Musk said the office would focus on developing satellites but could also be a base for rocket-design talent uninterested in moving to SpaceX’s base in the Los Angeles area.

Satellites are a new business for SpaceX. The company’s rivalry with Seattle-based aerospace players Boeing and Blue Origin is old news.

Boeing and SpaceX spar for business from NASA, such the contract to taxi astronauts to the international space station. Jeff Bezos’s Blue Origin and SpaceX compete for reusable rockets and for launchpad access from NASA.

The announcement that SpaceX will join the local competition for engineering talent was good news to the Washington governor’s Office of Aerospace.

Alex Pietsch heads the office and called the news “very exciting."

"This is one of the most innovative companies on the planet,” he said.

Pietsch said the governor’s office has known for several weeks that SpaceX was planning to set up in the Seattle area. He said the company is expected to land in Redmond, on Microsoft’s doorstep.

Musk told Bloomberg he wants to attract aerospace talent from Boeing, as well as software engineers.

He also said the company says it wants to do for satellites what it did for rockets -- reduce the risk by making them lighter and more state of the art.

Risks are high in the space business. SpaceX crashed a rocket just the other week. Pietsch said he’s not concerned about whether SpaceX will be a success.

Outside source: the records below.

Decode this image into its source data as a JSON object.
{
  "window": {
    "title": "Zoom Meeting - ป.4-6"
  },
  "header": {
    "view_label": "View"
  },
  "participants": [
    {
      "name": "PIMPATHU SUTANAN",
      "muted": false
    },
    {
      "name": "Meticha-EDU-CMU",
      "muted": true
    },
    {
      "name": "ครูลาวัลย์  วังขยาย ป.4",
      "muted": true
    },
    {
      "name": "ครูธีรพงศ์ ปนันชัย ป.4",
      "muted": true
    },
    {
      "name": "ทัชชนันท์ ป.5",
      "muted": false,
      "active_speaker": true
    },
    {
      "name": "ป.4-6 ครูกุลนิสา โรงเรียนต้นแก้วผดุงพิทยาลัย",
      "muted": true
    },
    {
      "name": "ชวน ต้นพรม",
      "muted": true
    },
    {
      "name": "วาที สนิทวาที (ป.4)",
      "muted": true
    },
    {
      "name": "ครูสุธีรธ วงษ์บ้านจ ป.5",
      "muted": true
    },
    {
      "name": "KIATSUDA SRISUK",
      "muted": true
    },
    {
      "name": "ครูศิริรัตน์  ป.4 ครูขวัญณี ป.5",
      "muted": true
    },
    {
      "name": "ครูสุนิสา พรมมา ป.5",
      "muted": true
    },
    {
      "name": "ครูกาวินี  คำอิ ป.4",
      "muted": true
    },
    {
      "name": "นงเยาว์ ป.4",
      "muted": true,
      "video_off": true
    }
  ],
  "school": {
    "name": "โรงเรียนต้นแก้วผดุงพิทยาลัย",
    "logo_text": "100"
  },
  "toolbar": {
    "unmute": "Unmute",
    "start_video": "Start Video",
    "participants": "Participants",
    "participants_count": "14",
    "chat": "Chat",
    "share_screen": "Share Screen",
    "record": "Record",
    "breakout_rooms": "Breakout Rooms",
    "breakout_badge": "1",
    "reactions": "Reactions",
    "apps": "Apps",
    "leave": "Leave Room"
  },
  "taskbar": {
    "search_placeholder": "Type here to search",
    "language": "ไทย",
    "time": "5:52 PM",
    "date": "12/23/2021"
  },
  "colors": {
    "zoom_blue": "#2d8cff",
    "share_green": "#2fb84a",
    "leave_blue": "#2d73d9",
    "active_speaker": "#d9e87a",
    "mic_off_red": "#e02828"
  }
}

“It certainly is risky," he said, "but I think we’ve seen Elon Musk prove time and time again that he can revolutionize products.”